▶ _Problem_: In the copy, include no images, and repeat each entry precisely as written.

▶ _Data records_:
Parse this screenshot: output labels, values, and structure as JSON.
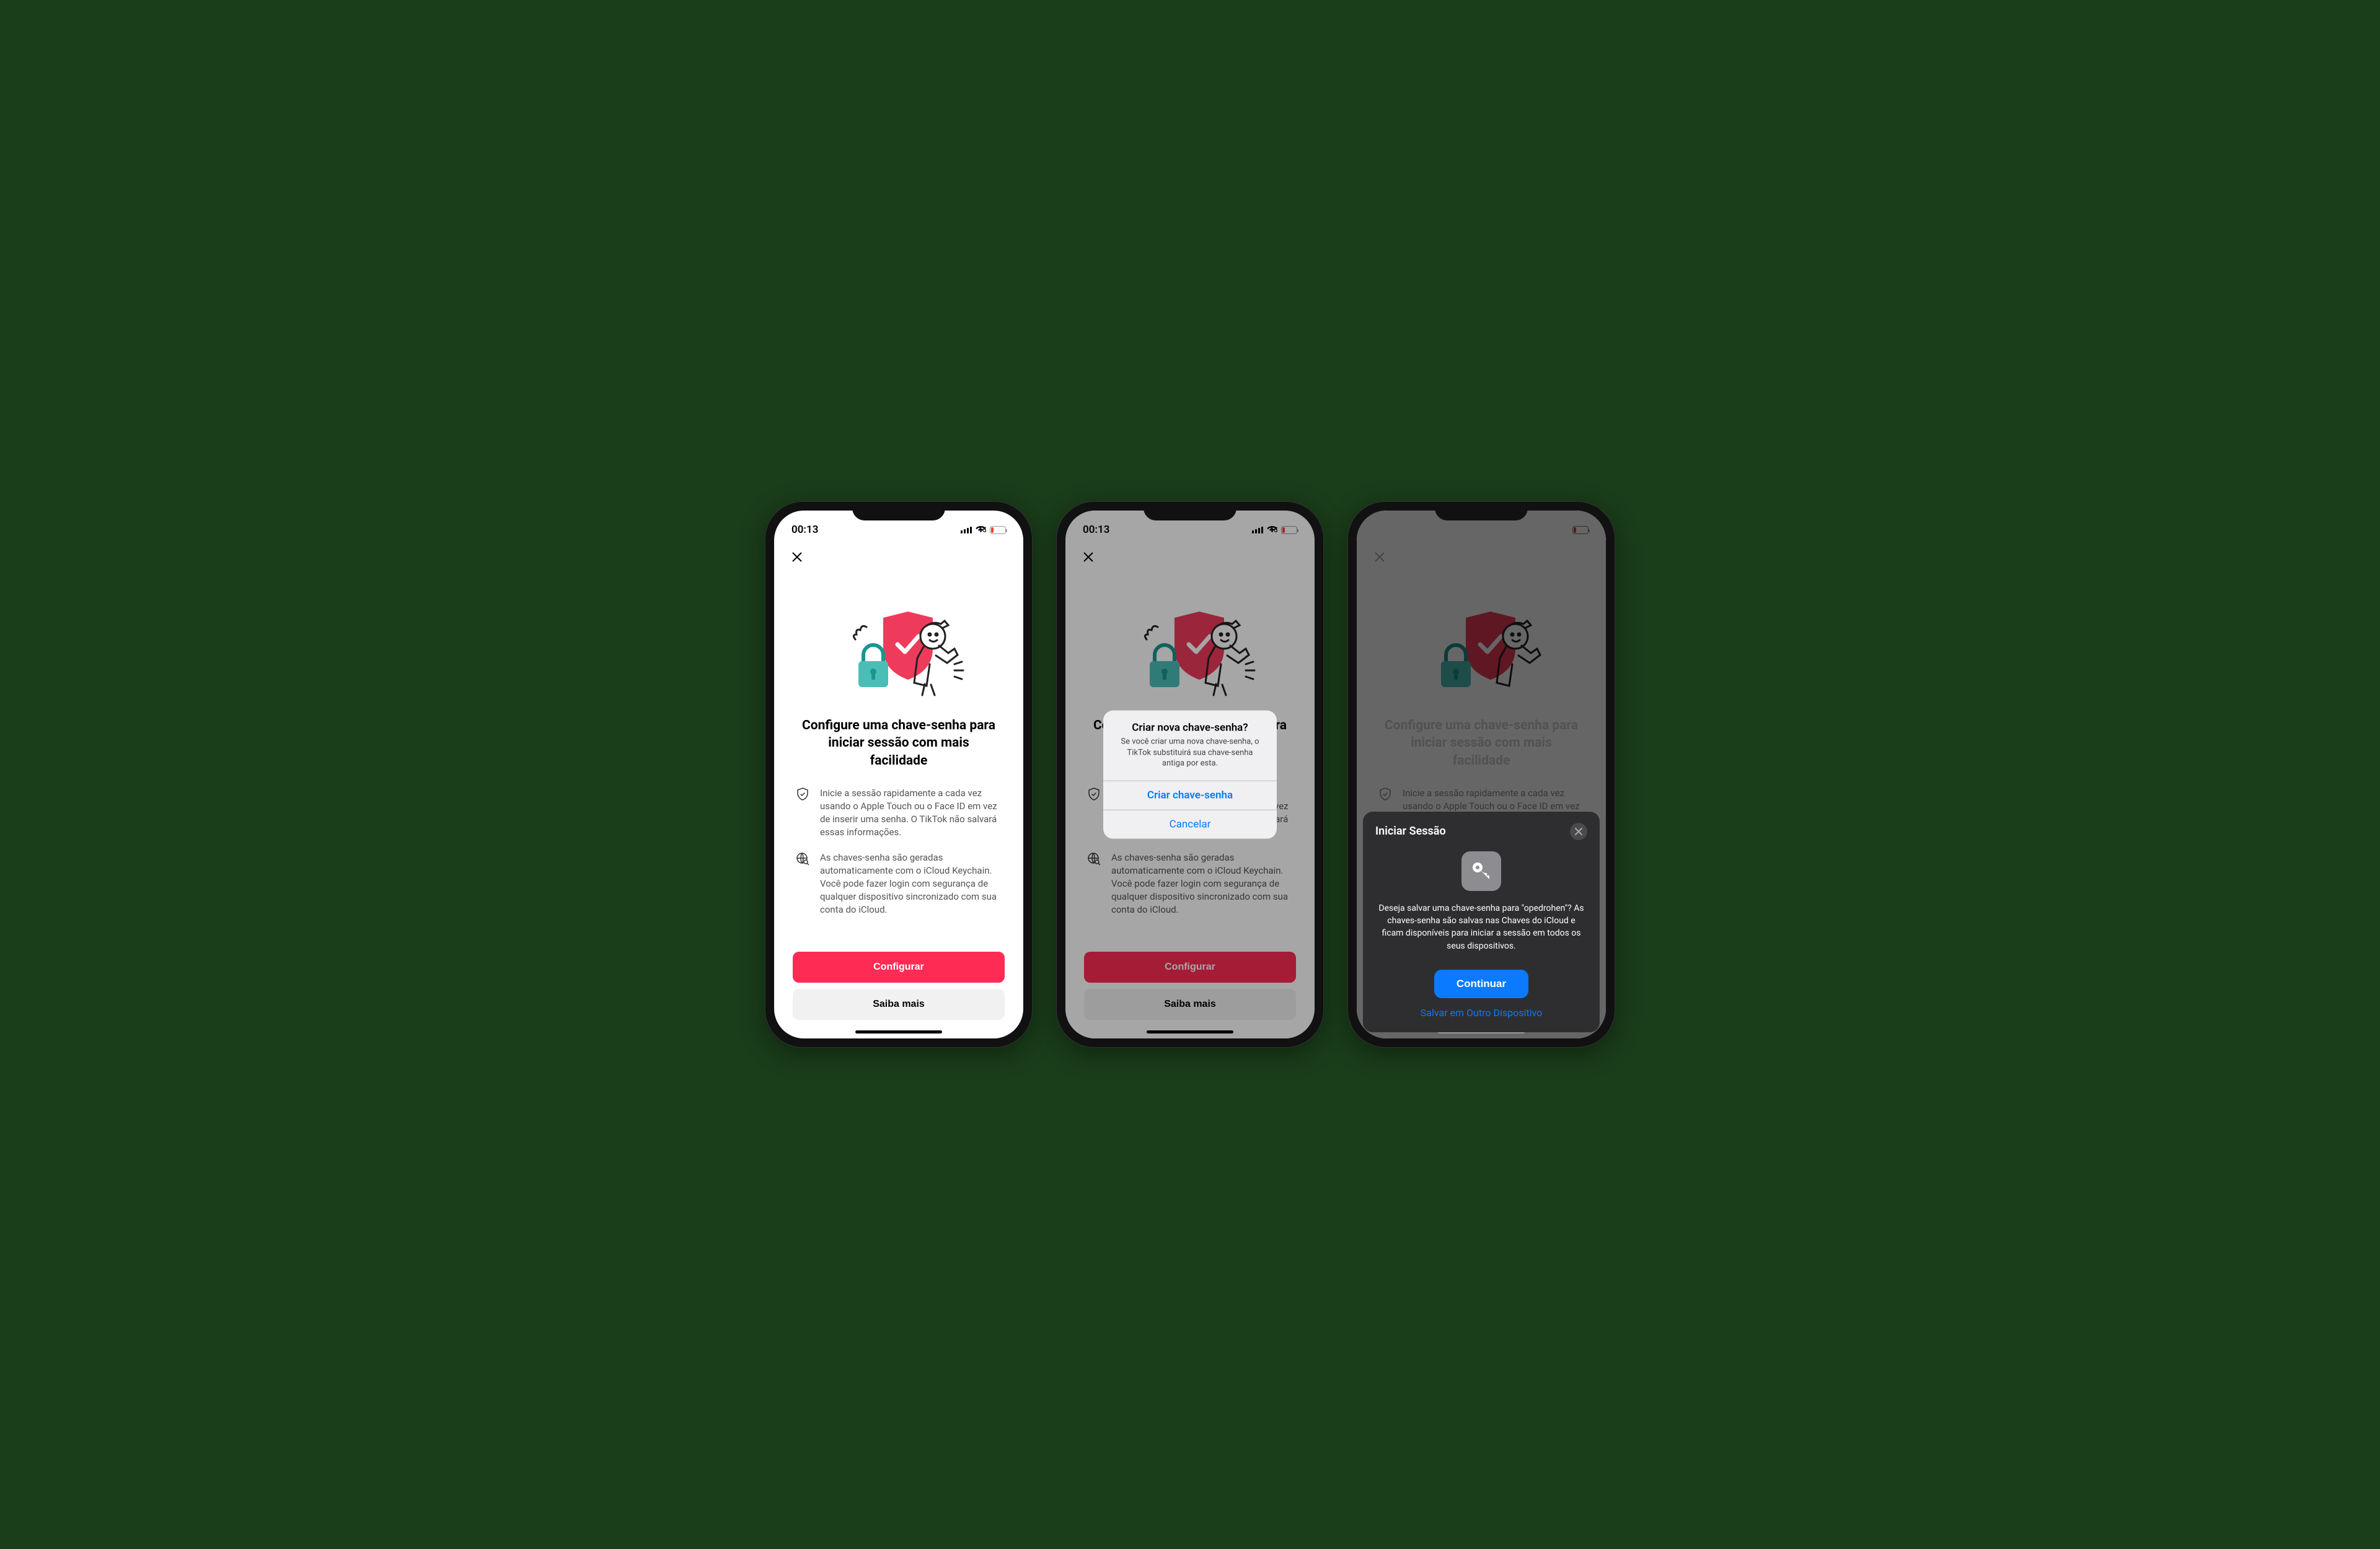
{
  "status": {
    "time": "00:13",
    "battery": "15"
  },
  "page": {
    "heading": "Configure uma chave-senha para iniciar sessão com mais facilidade",
    "bullet1": "Inicie a sessão rapidamente a cada vez usando o Apple Touch ou o Face ID em vez de inserir uma senha. O TikTok não salvará essas informações.",
    "bullet2": "As chaves-senha são geradas automaticamente com o iCloud Keychain. Você pode fazer login com segurança de qualquer dispositivo sincronizado com sua conta do iCloud.",
    "configure": "Configurar",
    "learn_more": "Saiba mais"
  },
  "alert": {
    "title": "Criar nova chave-senha?",
    "message": "Se você criar uma nova chave-senha, o TikTok substituirá sua chave-senha antiga por esta.",
    "primary": "Criar chave-senha",
    "cancel": "Cancelar"
  },
  "sheet": {
    "title": "Iniciar Sessão",
    "body": "Deseja salvar uma chave-senha para \"opedrohen\"? As chaves-senha são salvas nas Chaves do iCloud e ficam disponíveis para iniciar a sessão em todos os seus dispositivos.",
    "continue": "Continuar",
    "save_other": "Salvar em Outro Dispositivo"
  }
}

▶ _The completed task_:
Parse this screenshot: output labels, values, and structure as JSON.
{
  "status": {
    "time": "00:13",
    "battery": "15"
  },
  "page": {
    "heading": "Configure uma chave-senha para iniciar sessão com mais facilidade",
    "bullet1": "Inicie a sessão rapidamente a cada vez usando o Apple Touch ou o Face ID em vez de inserir uma senha. O TikTok não salvará essas informações.",
    "bullet2": "As chaves-senha são geradas automaticamente com o iCloud Keychain. Você pode fazer login com segurança de qualquer dispositivo sincronizado com sua conta do iCloud.",
    "configure": "Configurar",
    "learn_more": "Saiba mais"
  },
  "alert": {
    "title": "Criar nova chave-senha?",
    "message": "Se você criar uma nova chave-senha, o TikTok substituirá sua chave-senha antiga por esta.",
    "primary": "Criar chave-senha",
    "cancel": "Cancelar"
  },
  "sheet": {
    "title": "Iniciar Sessão",
    "body": "Deseja salvar uma chave-senha para \"opedrohen\"? As chaves-senha são salvas nas Chaves do iCloud e ficam disponíveis para iniciar a sessão em todos os seus dispositivos.",
    "continue": "Continuar",
    "save_other": "Salvar em Outro Dispositivo"
  }
}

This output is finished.